No, those are, those are situational, okay? Those situational can be fudged in light, you know, people can be intuitive and go, Oh, I probably handle the situation this way. Right. Yes, walk me through a time in which you had to deal with this issue. Okay. And what ends up happening is now you’re going into the weeds of how somebody operates. This is fun. far more important than, you know, how would you handle a situation like this? Because again, somebody can kind of read your cues, and they can lie, and they can totally work their way through it. But what they can’t fake is exactly the work that they’ve done and how they did it. And what I found is that eight players, like people who are really strong performers can tell you step by step exactly how they do things. You know, I’ve, so first I saw this problem over here. And then I brought in X, Y, and Z, and we were able to tackle that problem. But then another problem rose up, and we were able to like, did it, and they’ll walk you through how they actually solved that problem, and created value for the company. That doesn’t happen with with really any other type of interview. And that’s the most valuable content, you can make decisions on, when you walk out of an interview, you should be able to say, thumbs up or thumbs down, that, you know, based on that interview, every person should be able to do that. If you can’t do that, you’re asking the wrong questions. You know, too many times I’ve been sitting in debriefs really go I don’t know. I mean, I kind of liked the person’s vibe, they have great skills, let’s just give them a shot. You’re better off just walking into the interview flipping a coin and going head, you’re hired tails, you’re not.
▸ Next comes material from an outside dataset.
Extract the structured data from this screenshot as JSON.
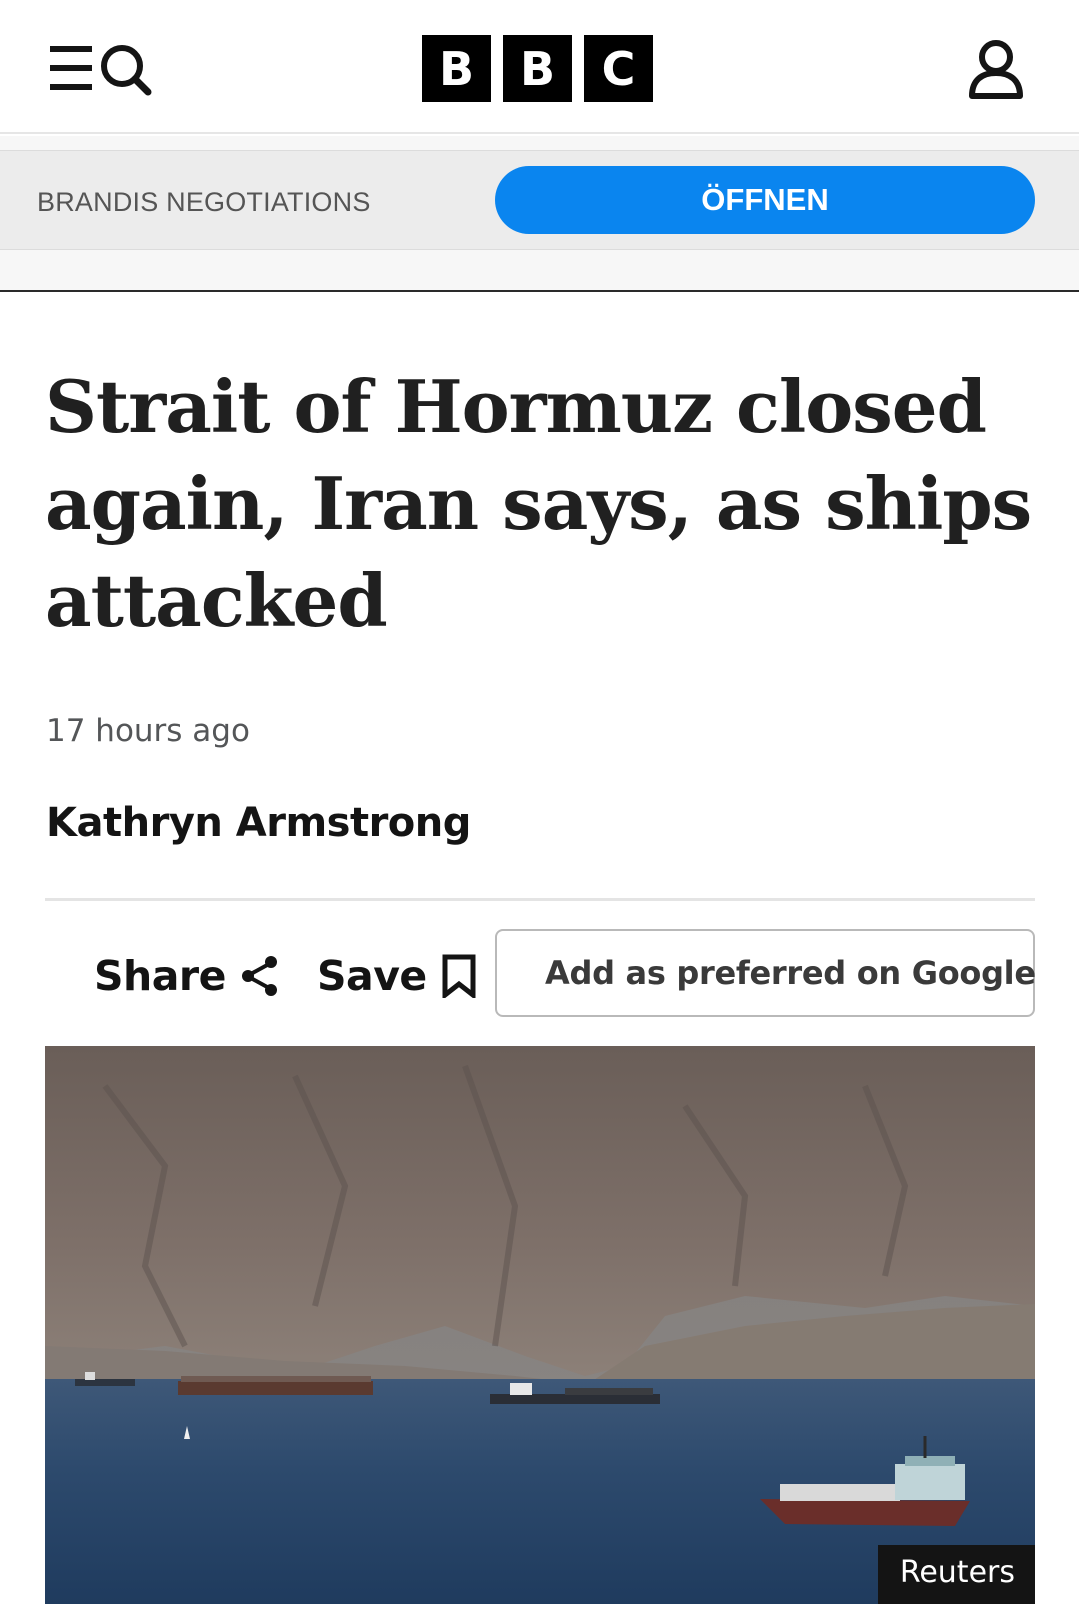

John Corcoran 11:23

Right, so So let me ask. So if you have a company that has a core value of, you know, constant learning, I’ll use one of our core values. So one of our core values is how to continue learning. Yeah. So then, is what you advise that each interview question for each of those core values should be a behavioral question around that. So tell me about a time when you didn’t know how to do something within your last role. And you had to learn how to do it. Like, that’d be a good example.